About this exercise » Your answer should be a single number: the count of lines in the material below that hold "Conito".

=== Material for the task ===

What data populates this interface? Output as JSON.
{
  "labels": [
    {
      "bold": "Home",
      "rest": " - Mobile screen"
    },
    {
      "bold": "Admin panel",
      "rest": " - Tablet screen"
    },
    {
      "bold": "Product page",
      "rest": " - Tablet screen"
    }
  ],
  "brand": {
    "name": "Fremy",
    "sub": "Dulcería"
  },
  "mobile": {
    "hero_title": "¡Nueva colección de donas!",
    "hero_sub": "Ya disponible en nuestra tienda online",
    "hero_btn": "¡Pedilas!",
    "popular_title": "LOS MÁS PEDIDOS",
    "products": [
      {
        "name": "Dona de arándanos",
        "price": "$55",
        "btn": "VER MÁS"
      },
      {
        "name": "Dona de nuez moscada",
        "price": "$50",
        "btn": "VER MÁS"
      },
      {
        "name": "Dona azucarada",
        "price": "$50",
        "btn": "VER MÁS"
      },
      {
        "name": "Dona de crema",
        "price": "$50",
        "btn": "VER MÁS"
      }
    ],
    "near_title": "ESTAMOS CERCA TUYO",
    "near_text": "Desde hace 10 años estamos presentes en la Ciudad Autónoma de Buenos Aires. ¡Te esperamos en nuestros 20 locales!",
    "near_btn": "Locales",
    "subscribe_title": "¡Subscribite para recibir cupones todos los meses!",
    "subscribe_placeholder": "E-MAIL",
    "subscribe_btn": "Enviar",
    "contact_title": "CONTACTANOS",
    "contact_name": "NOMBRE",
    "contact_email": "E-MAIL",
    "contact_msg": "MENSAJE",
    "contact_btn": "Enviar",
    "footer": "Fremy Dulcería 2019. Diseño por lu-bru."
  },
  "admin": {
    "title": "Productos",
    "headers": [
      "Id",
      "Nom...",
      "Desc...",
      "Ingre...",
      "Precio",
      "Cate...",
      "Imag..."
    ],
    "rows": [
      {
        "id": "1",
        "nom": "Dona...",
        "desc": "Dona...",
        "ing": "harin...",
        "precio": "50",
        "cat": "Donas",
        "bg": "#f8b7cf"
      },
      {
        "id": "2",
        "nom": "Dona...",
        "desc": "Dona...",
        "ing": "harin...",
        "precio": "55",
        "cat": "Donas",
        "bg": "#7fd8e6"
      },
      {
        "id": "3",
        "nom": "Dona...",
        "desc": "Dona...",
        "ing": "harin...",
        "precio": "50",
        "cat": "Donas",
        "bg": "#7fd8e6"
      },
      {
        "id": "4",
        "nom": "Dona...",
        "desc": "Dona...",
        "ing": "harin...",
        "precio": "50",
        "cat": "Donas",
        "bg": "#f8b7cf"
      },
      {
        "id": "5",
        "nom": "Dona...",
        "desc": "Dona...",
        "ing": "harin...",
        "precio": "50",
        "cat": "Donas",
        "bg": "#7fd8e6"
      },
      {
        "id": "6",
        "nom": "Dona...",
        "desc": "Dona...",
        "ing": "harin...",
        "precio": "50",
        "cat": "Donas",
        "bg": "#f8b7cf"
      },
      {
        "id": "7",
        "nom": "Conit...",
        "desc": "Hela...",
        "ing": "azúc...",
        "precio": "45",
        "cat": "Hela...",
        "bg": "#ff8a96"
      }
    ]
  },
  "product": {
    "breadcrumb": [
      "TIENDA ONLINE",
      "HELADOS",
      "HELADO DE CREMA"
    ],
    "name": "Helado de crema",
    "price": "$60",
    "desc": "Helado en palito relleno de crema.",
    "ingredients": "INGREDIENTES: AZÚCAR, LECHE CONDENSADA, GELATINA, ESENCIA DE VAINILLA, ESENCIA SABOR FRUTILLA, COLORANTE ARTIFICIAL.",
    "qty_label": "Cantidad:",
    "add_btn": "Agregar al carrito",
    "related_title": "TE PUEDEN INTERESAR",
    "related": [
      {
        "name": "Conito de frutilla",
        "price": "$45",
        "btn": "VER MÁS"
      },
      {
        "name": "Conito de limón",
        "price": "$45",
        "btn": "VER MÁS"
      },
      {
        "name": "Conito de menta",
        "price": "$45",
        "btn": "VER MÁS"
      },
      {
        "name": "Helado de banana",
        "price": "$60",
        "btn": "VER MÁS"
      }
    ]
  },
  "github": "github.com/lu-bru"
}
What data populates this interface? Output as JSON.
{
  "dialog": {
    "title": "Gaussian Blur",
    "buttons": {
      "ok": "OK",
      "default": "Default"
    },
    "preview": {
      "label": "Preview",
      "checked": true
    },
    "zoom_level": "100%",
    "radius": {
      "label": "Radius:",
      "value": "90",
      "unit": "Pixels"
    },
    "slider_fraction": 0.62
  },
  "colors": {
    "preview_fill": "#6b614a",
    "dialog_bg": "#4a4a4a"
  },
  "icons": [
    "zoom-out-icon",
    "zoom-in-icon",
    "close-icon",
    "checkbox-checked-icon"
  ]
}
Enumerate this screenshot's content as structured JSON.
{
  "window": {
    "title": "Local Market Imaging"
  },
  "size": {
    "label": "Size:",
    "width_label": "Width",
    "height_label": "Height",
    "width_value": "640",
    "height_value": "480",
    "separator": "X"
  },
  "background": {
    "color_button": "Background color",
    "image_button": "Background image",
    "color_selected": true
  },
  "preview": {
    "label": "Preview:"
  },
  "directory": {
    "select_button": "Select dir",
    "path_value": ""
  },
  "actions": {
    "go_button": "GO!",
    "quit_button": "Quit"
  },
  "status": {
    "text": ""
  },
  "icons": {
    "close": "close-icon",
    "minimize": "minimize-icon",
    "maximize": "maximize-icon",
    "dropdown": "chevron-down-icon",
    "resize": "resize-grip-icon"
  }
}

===

Answer to the problem » 3